--- Supplied records ---
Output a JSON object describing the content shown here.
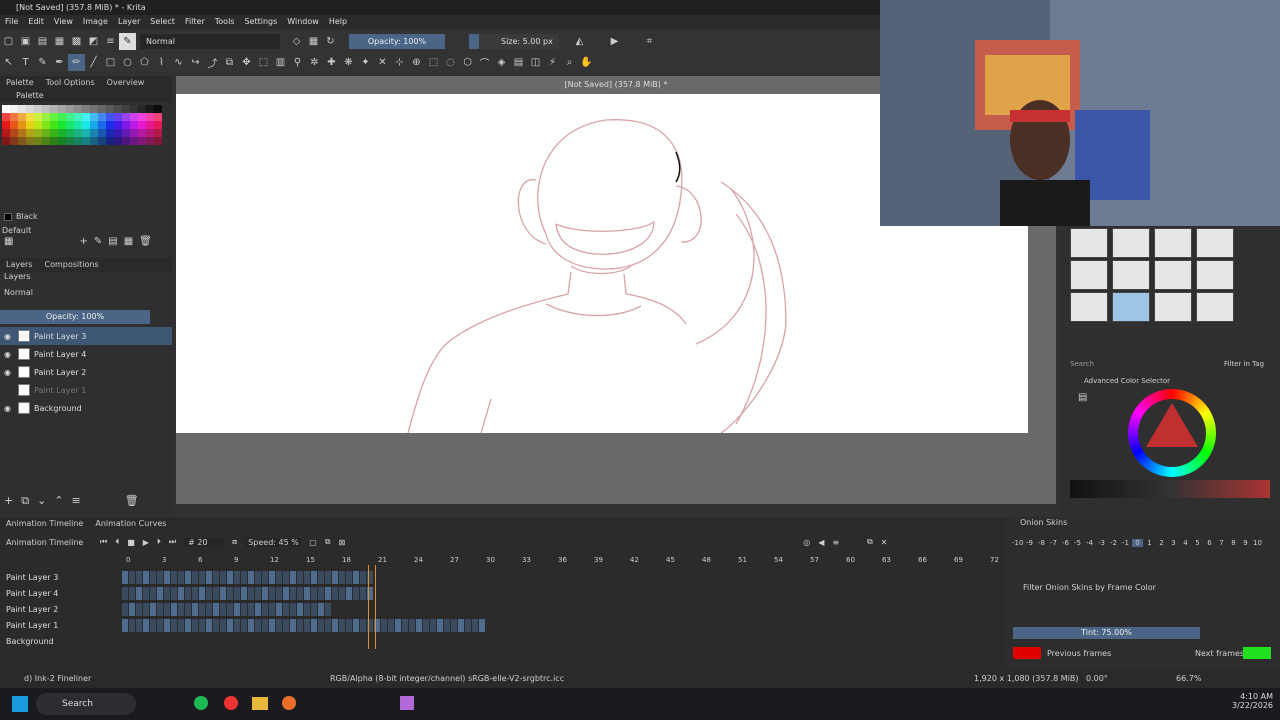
{
  "window": {
    "title": "[Not Saved]  (357.8 MiB) * - Krita",
    "doc_title": "[Not Saved]  (357.8 MiB) *"
  },
  "menu": [
    "File",
    "Edit",
    "View",
    "Image",
    "Layer",
    "Select",
    "Filter",
    "Tools",
    "Settings",
    "Window",
    "Help"
  ],
  "toolbar": {
    "blend_mode": "Normal",
    "opacity": "Opacity: 100%",
    "size": "Size: 5.00 px"
  },
  "left_tabs": [
    "Palette",
    "Tool Options",
    "Overview"
  ],
  "palette": {
    "title": "Palette",
    "color_name": "Black",
    "palette_name": "Default"
  },
  "layers_panel": {
    "tabs": [
      "Layers",
      "Compositions"
    ],
    "blend": "Normal",
    "opacity": "Opacity:  100%",
    "layers": [
      {
        "name": "Paint Layer 3",
        "selected": true
      },
      {
        "name": "Paint Layer 4",
        "selected": false
      },
      {
        "name": "Paint Layer 2",
        "selected": false
      },
      {
        "name": "Paint Layer 1",
        "selected": false,
        "hidden": true
      },
      {
        "name": "Background",
        "selected": false
      }
    ]
  },
  "brushes": {
    "search_placeholder": "Search",
    "filter_tag": "Filter in Tag"
  },
  "color_selector": {
    "title": "Advanced Color Selector"
  },
  "timeline": {
    "tabs": [
      "Animation Timeline",
      "Animation Curves"
    ],
    "label": "Animation Timeline",
    "frame": "20",
    "speed": "Speed: 45 %",
    "ruler": [
      "0",
      "3",
      "6",
      "9",
      "12",
      "15",
      "18",
      "21",
      "24",
      "27",
      "30",
      "33",
      "36",
      "39",
      "42",
      "45",
      "48",
      "51",
      "54",
      "57",
      "60",
      "63",
      "66",
      "69",
      "72"
    ],
    "rows": [
      "Paint Layer 3",
      "Paint Layer 4",
      "Paint Layer 2",
      "Paint Layer 1",
      "Background"
    ]
  },
  "onion": {
    "title": "Onion Skins",
    "numbers": [
      "-10",
      "-9",
      "-8",
      "-7",
      "-6",
      "-5",
      "-4",
      "-3",
      "-2",
      "-1",
      "0",
      "1",
      "2",
      "3",
      "4",
      "5",
      "6",
      "7",
      "8",
      "9",
      "10"
    ],
    "filter": "Filter Onion Skins by Frame Color",
    "tint": "Tint: 75.00%",
    "prev": "Previous frames",
    "next": "Next frames"
  },
  "status": {
    "brush": "d) Ink-2 Fineliner",
    "color_info": "RGB/Alpha (8-bit integer/channel)  sRGB-elle-V2-srgbtrc.icc",
    "dims": "1,920 x 1,080 (357.8 MiB)",
    "rotation": "0.00°",
    "zoom": "66.7%"
  },
  "taskbar": {
    "search": "Search",
    "time": "4:10 AM",
    "date": "3/22/2026"
  },
  "colors": {
    "accent": "#4f6c8e",
    "prev_frames": "#e00000",
    "next_frames": "#20e020"
  }
}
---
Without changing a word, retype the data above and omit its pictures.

Output a JSON object describing the content shown here.
{
  "window": {
    "title": "[Not Saved]  (357.8 MiB) * - Krita",
    "doc_title": "[Not Saved]  (357.8 MiB) *"
  },
  "menu": [
    "File",
    "Edit",
    "View",
    "Image",
    "Layer",
    "Select",
    "Filter",
    "Tools",
    "Settings",
    "Window",
    "Help"
  ],
  "toolbar": {
    "blend_mode": "Normal",
    "opacity": "Opacity: 100%",
    "size": "Size: 5.00 px"
  },
  "left_tabs": [
    "Palette",
    "Tool Options",
    "Overview"
  ],
  "palette": {
    "title": "Palette",
    "color_name": "Black",
    "palette_name": "Default"
  },
  "layers_panel": {
    "tabs": [
      "Layers",
      "Compositions"
    ],
    "blend": "Normal",
    "opacity": "Opacity:  100%",
    "layers": [
      {
        "name": "Paint Layer 3",
        "selected": true
      },
      {
        "name": "Paint Layer 4",
        "selected": false
      },
      {
        "name": "Paint Layer 2",
        "selected": false
      },
      {
        "name": "Paint Layer 1",
        "selected": false,
        "hidden": true
      },
      {
        "name": "Background",
        "selected": false
      }
    ]
  },
  "brushes": {
    "search_placeholder": "Search",
    "filter_tag": "Filter in Tag"
  },
  "color_selector": {
    "title": "Advanced Color Selector"
  },
  "timeline": {
    "tabs": [
      "Animation Timeline",
      "Animation Curves"
    ],
    "label": "Animation Timeline",
    "frame": "20",
    "speed": "Speed: 45 %",
    "ruler": [
      "0",
      "3",
      "6",
      "9",
      "12",
      "15",
      "18",
      "21",
      "24",
      "27",
      "30",
      "33",
      "36",
      "39",
      "42",
      "45",
      "48",
      "51",
      "54",
      "57",
      "60",
      "63",
      "66",
      "69",
      "72"
    ],
    "rows": [
      "Paint Layer 3",
      "Paint Layer 4",
      "Paint Layer 2",
      "Paint Layer 1",
      "Background"
    ]
  },
  "onion": {
    "title": "Onion Skins",
    "numbers": [
      "-10",
      "-9",
      "-8",
      "-7",
      "-6",
      "-5",
      "-4",
      "-3",
      "-2",
      "-1",
      "0",
      "1",
      "2",
      "3",
      "4",
      "5",
      "6",
      "7",
      "8",
      "9",
      "10"
    ],
    "filter": "Filter Onion Skins by Frame Color",
    "tint": "Tint: 75.00%",
    "prev": "Previous frames",
    "next": "Next frames"
  },
  "status": {
    "brush": "d) Ink-2 Fineliner",
    "color_info": "RGB/Alpha (8-bit integer/channel)  sRGB-elle-V2-srgbtrc.icc",
    "dims": "1,920 x 1,080 (357.8 MiB)",
    "rotation": "0.00°",
    "zoom": "66.7%"
  },
  "taskbar": {
    "search": "Search",
    "time": "4:10 AM",
    "date": "3/22/2026"
  },
  "colors": {
    "accent": "#4f6c8e",
    "prev_frames": "#e00000",
    "next_frames": "#20e020"
  }
}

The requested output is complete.